(Website and app data records)
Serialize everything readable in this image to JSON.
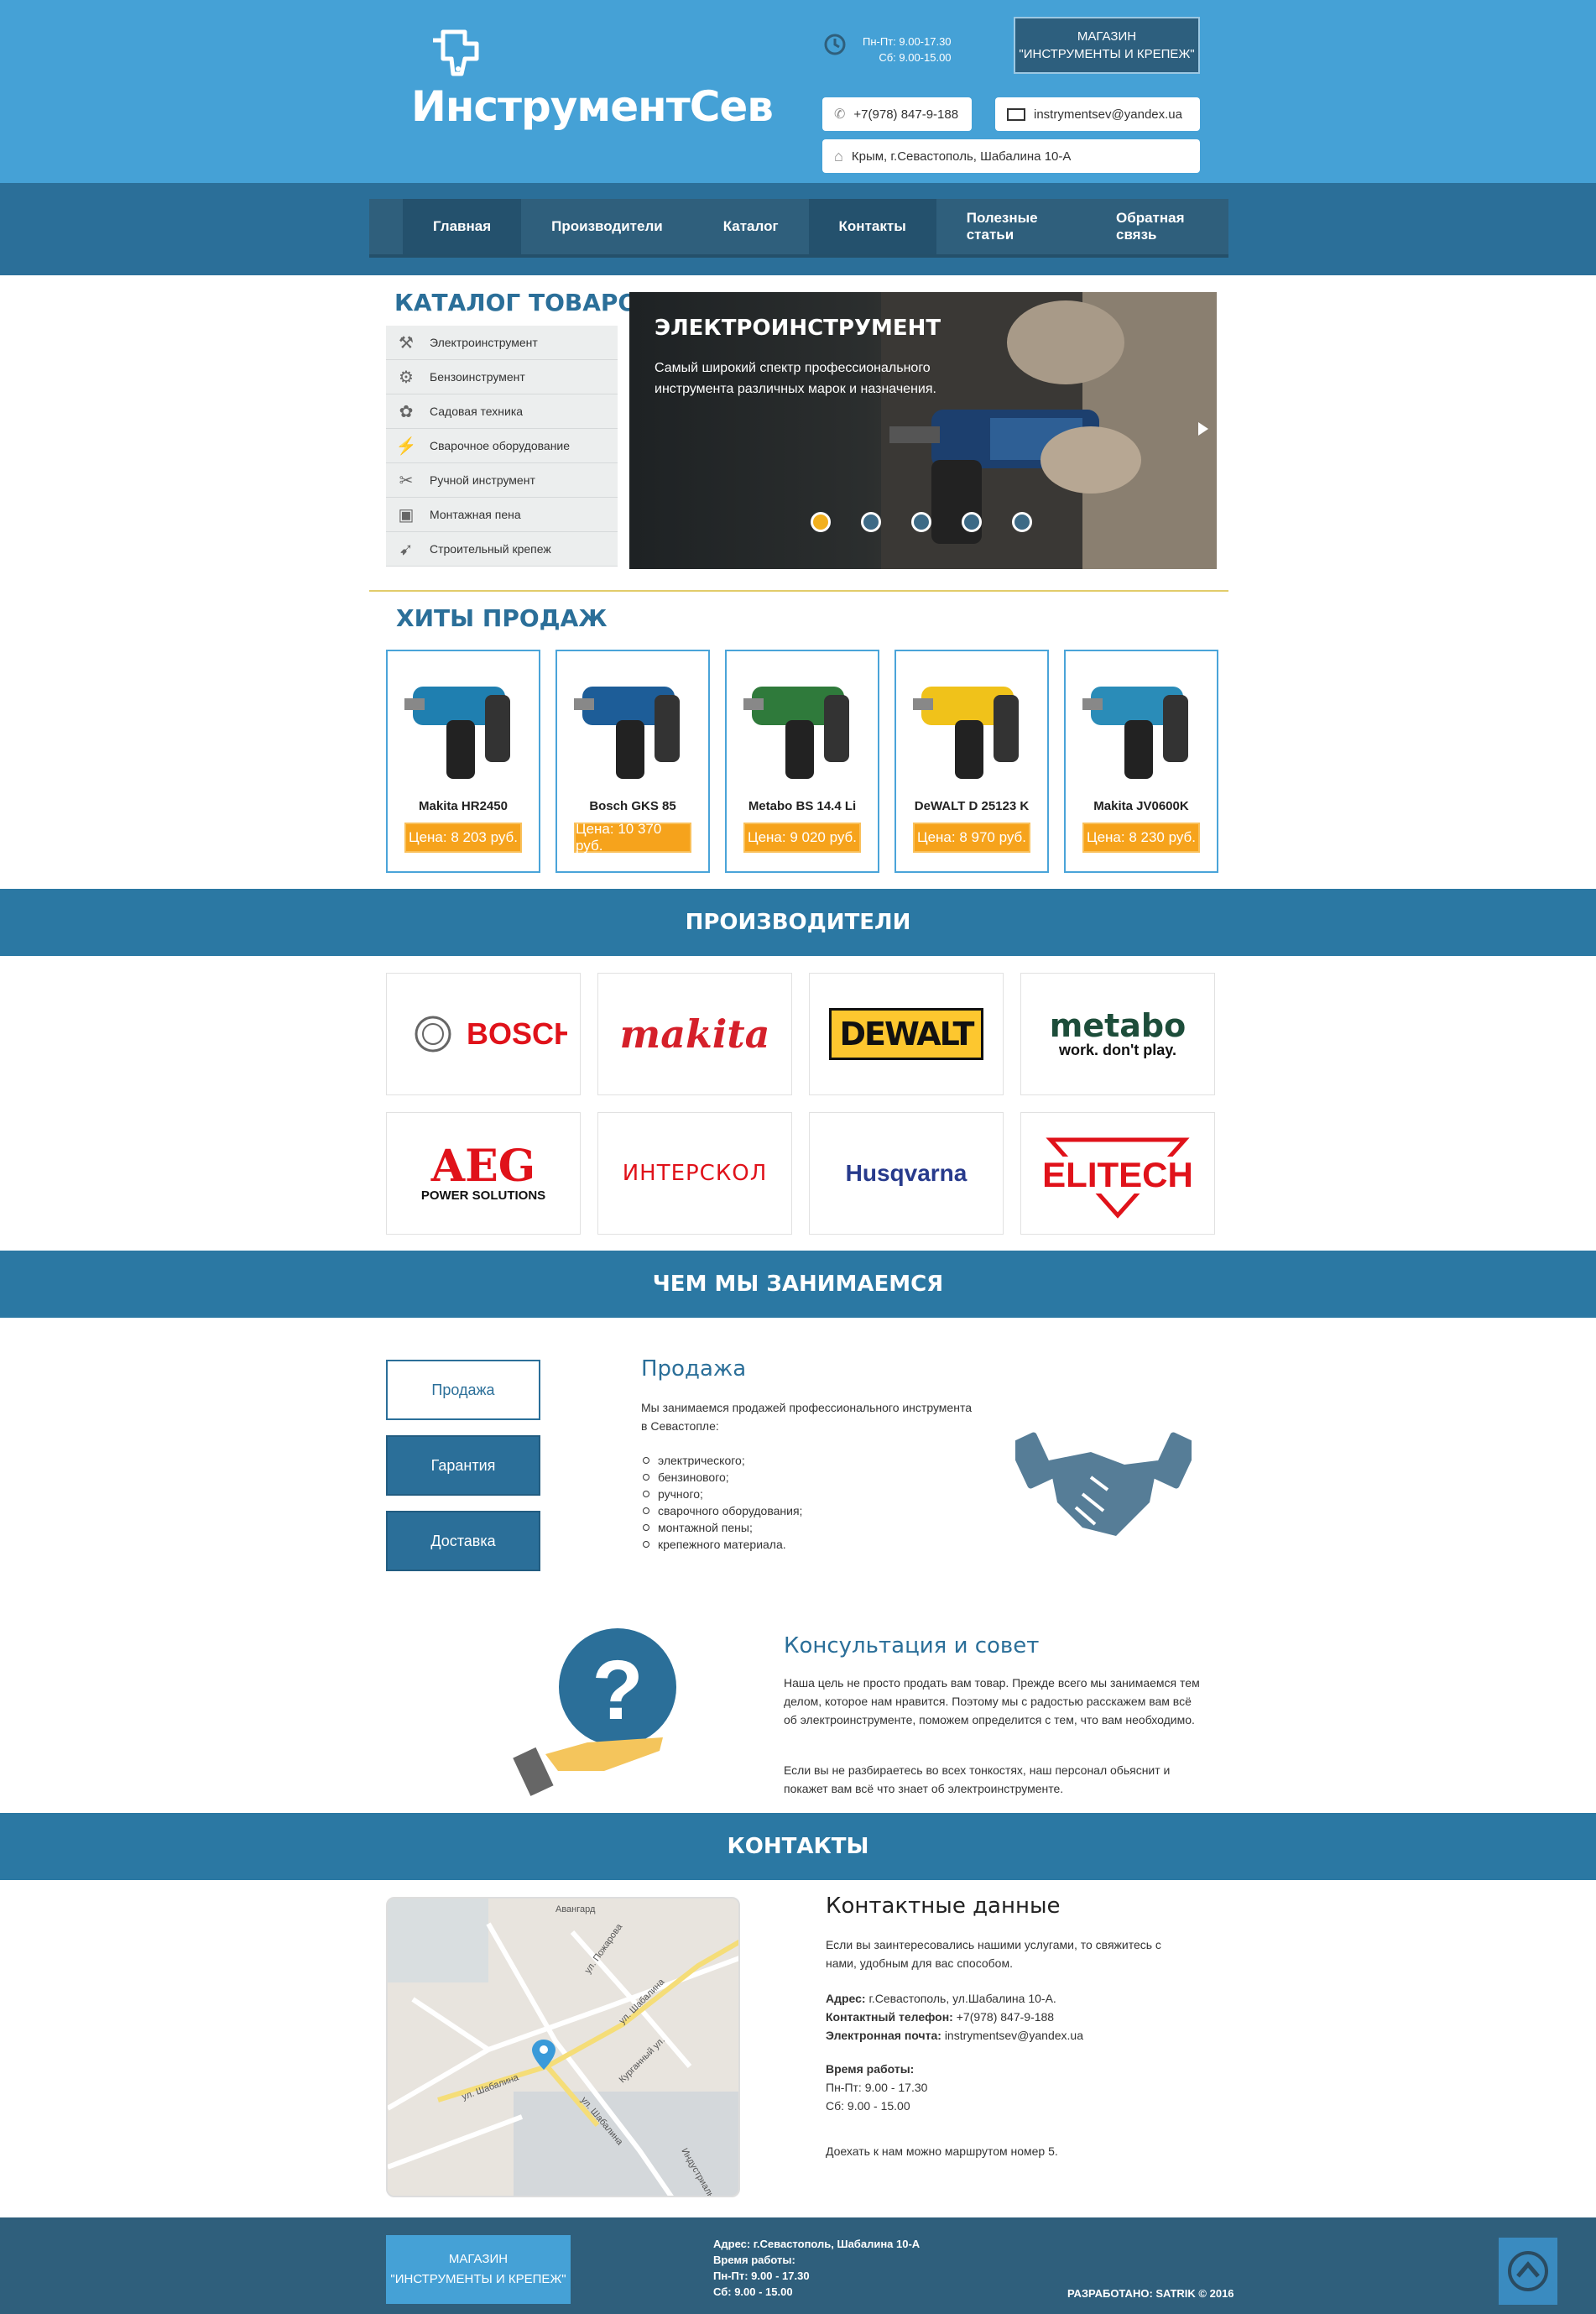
{
  "header": {
    "logo": "ИнструментСев",
    "hours": [
      "Пн-Пт: 9.00-17.30",
      "Сб: 9.00-15.00"
    ],
    "shop_button": [
      "МАГАЗИН",
      "\"ИНСТРУМЕНТЫ И КРЕПЕЖ\""
    ],
    "phone": "+7(978) 847-9-188",
    "email": "instrymentsev@yandex.ua",
    "address": "Крым, г.Севастополь, Шабалина 10-А"
  },
  "nav": [
    "Главная",
    "Производители",
    "Каталог",
    "Контакты",
    "Полезные статьи",
    "Обратная связь"
  ],
  "catalog": {
    "title": "КАТАЛОГ ТОВАРОВ",
    "items": [
      "Электроинструмент",
      "Бензоинструмент",
      "Садовая техника",
      "Сварочное оборудование",
      "Ручной инструмент",
      "Монтажная пена",
      "Строительный крепеж"
    ],
    "icons": [
      "drill-icon",
      "chainsaw-icon",
      "garden-icon",
      "welding-icon",
      "tools-icon",
      "foam-icon",
      "fastener-icon"
    ]
  },
  "slider": {
    "title": "ЭЛЕКТРОИНСТРУМЕНТ",
    "description": "Самый широкий спектр профессионального инструмента различных марок и назначения.",
    "active_slide": 1,
    "slide_count": 5
  },
  "hits": {
    "title": "ХИТЫ ПРОДАЖ",
    "products": [
      {
        "name": "Makita HR2450",
        "price": "Цена: 8 203 руб.",
        "color": "#1f7fb0"
      },
      {
        "name": "Bosch GKS 85",
        "price": "Цена: 10 370 руб.",
        "color": "#1d5d98"
      },
      {
        "name": "Metabo BS 14.4 Li",
        "price": "Цена: 9 020 руб.",
        "color": "#2f7a3b"
      },
      {
        "name": "DeWALT D 25123 K",
        "price": "Цена: 8 970 руб.",
        "color": "#f0c21a"
      },
      {
        "name": "Makita JV0600K",
        "price": "Цена: 8 230 руб.",
        "color": "#2a8cb8"
      }
    ]
  },
  "brands": {
    "title": "ПРОИЗВОДИТЕЛИ",
    "items": [
      "BOSCH",
      "makita",
      "DEWALT",
      "metabo",
      "AEG",
      "ИНТЕРСКОЛ",
      "Husqvarna",
      "ELITECH"
    ],
    "sub": {
      "metabo": "work. don't play.",
      "aeg": "POWER SOLUTIONS"
    }
  },
  "services": {
    "title": "ЧЕМ МЫ ЗАНИМАЕМСЯ",
    "tabs": [
      "Продажа",
      "Гарантия",
      "Доставка"
    ],
    "sale_title": "Продажа",
    "sale_text": "Мы занимаемся продажей профессионального инструмента в Севастопле:",
    "sale_list": [
      "электрического;",
      "бензинового;",
      "ручного;",
      "сварочного оборудования;",
      "монтажной пены;",
      "крепежного материала."
    ],
    "consult_title": "Консультация и совет",
    "consult_p1": "Наша цель не просто продать вам товар. Прежде всего мы занимаемся тем делом, которое нам нравится. Поэтому мы с радостью расскажем вам всё об электроинструменте, поможем определится с тем, что вам необходимо.",
    "consult_p2": "Если вы не разбираетесь во всех тонкостях, наш персонал обьяснит и покажет вам всё что знает об электроинструменте."
  },
  "contacts": {
    "title": "КОНТАКТЫ",
    "heading": "Контактные данные",
    "intro": "Если вы заинтересовались нашими услугами, то свяжитесь с нами, удобным для вас способом.",
    "address_label": "Адрес:",
    "address": "г.Севастополь, ул.Шабалина 10-А.",
    "phone_label": "Контактный телефон:",
    "phone": "+7(978) 847-9-188",
    "email_label": "Электронная почта:",
    "email": "instrymentsev@yandex.ua",
    "hours_label": "Время работы:",
    "hours": [
      "Пн-Пт: 9.00 - 17.30",
      "Сб: 9.00 - 15.00"
    ],
    "route": "Доехать к нам можно маршрутом номер 5.",
    "map_labels": [
      "Авангард",
      "ул. Пожарова",
      "ул. Шабалина",
      "ул. Шабалина",
      "Курганный ул.",
      "ул. Шабалина",
      "Индустриальная"
    ]
  },
  "footer": {
    "shop_button": [
      "МАГАЗИН",
      "\"ИНСТРУМЕНТЫ И КРЕПЕЖ\""
    ],
    "address": "Адрес: г.Севастополь, Шабалина 10-А",
    "hours_label": "Время работы:",
    "hours": [
      "Пн-Пт: 9.00 - 17.30",
      "Сб: 9.00 - 15.00"
    ],
    "credit": "РАЗРАБОТАНО: SATRIK © 2016"
  },
  "colors": {
    "primary": "#45a1d6",
    "dark": "#2b6f99",
    "accent": "#f6a31c"
  }
}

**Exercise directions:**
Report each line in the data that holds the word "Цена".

**Task output:**
        "price": "Цена: 8 203 руб.",
        "price": "Цена: 10 370 руб.",
        "price": "Цена: 9 020 руб.",
        "price": "Цена: 8 970 руб.",
        "price": "Цена: 8 230 руб.",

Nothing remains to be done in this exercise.